*** Block opens ***

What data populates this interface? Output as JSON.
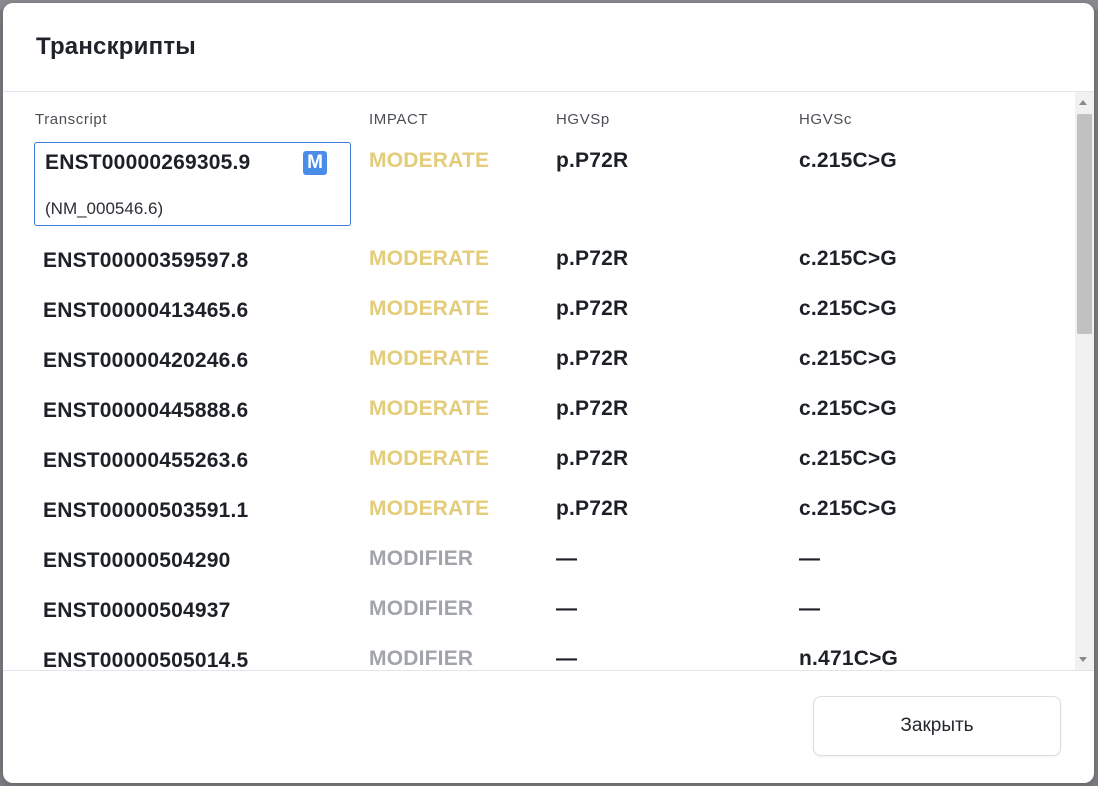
{
  "modal": {
    "title": "Транскрипты",
    "close_label": "Закрыть"
  },
  "table": {
    "headers": {
      "transcript": "Transcript",
      "impact": "IMPACT",
      "hgvsp": "HGVSp",
      "hgvsc": "HGVSc"
    },
    "selected": {
      "transcript": "ENST00000269305.9",
      "badge": "M",
      "refseq": "(NM_000546.6)",
      "impact": "MODERATE",
      "hgvsp": "p.P72R",
      "hgvsc": "c.215C>G"
    },
    "rows": [
      {
        "transcript": "ENST00000359597.8",
        "impact": "MODERATE",
        "hgvsp": "p.P72R",
        "hgvsc": "c.215C>G"
      },
      {
        "transcript": "ENST00000413465.6",
        "impact": "MODERATE",
        "hgvsp": "p.P72R",
        "hgvsc": "c.215C>G"
      },
      {
        "transcript": "ENST00000420246.6",
        "impact": "MODERATE",
        "hgvsp": "p.P72R",
        "hgvsc": "c.215C>G"
      },
      {
        "transcript": "ENST00000445888.6",
        "impact": "MODERATE",
        "hgvsp": "p.P72R",
        "hgvsc": "c.215C>G"
      },
      {
        "transcript": "ENST00000455263.6",
        "impact": "MODERATE",
        "hgvsp": "p.P72R",
        "hgvsc": "c.215C>G"
      },
      {
        "transcript": "ENST00000503591.1",
        "impact": "MODERATE",
        "hgvsp": "p.P72R",
        "hgvsc": "c.215C>G"
      },
      {
        "transcript": "ENST00000504290",
        "impact": "MODIFIER",
        "hgvsp": "—",
        "hgvsc": "—"
      },
      {
        "transcript": "ENST00000504937",
        "impact": "MODIFIER",
        "hgvsp": "—",
        "hgvsc": "—"
      },
      {
        "transcript": "ENST00000505014.5",
        "impact": "MODIFIER",
        "hgvsp": "—",
        "hgvsc": "n.471C>G"
      }
    ]
  },
  "colors": {
    "moderate": "#e3cc7a",
    "modifier": "#a2a4ab",
    "accent": "#3d7bd9"
  }
}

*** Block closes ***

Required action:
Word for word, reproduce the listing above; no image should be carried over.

Answer for this exercise:
What data populates this interface? Output as JSON.
{
  "modal": {
    "title": "Транскрипты",
    "close_label": "Закрыть"
  },
  "table": {
    "headers": {
      "transcript": "Transcript",
      "impact": "IMPACT",
      "hgvsp": "HGVSp",
      "hgvsc": "HGVSc"
    },
    "selected": {
      "transcript": "ENST00000269305.9",
      "badge": "M",
      "refseq": "(NM_000546.6)",
      "impact": "MODERATE",
      "hgvsp": "p.P72R",
      "hgvsc": "c.215C>G"
    },
    "rows": [
      {
        "transcript": "ENST00000359597.8",
        "impact": "MODERATE",
        "hgvsp": "p.P72R",
        "hgvsc": "c.215C>G"
      },
      {
        "transcript": "ENST00000413465.6",
        "impact": "MODERATE",
        "hgvsp": "p.P72R",
        "hgvsc": "c.215C>G"
      },
      {
        "transcript": "ENST00000420246.6",
        "impact": "MODERATE",
        "hgvsp": "p.P72R",
        "hgvsc": "c.215C>G"
      },
      {
        "transcript": "ENST00000445888.6",
        "impact": "MODERATE",
        "hgvsp": "p.P72R",
        "hgvsc": "c.215C>G"
      },
      {
        "transcript": "ENST00000455263.6",
        "impact": "MODERATE",
        "hgvsp": "p.P72R",
        "hgvsc": "c.215C>G"
      },
      {
        "transcript": "ENST00000503591.1",
        "impact": "MODERATE",
        "hgvsp": "p.P72R",
        "hgvsc": "c.215C>G"
      },
      {
        "transcript": "ENST00000504290",
        "impact": "MODIFIER",
        "hgvsp": "—",
        "hgvsc": "—"
      },
      {
        "transcript": "ENST00000504937",
        "impact": "MODIFIER",
        "hgvsp": "—",
        "hgvsc": "—"
      },
      {
        "transcript": "ENST00000505014.5",
        "impact": "MODIFIER",
        "hgvsp": "—",
        "hgvsc": "n.471C>G"
      }
    ]
  },
  "colors": {
    "moderate": "#e3cc7a",
    "modifier": "#a2a4ab",
    "accent": "#3d7bd9"
  }
}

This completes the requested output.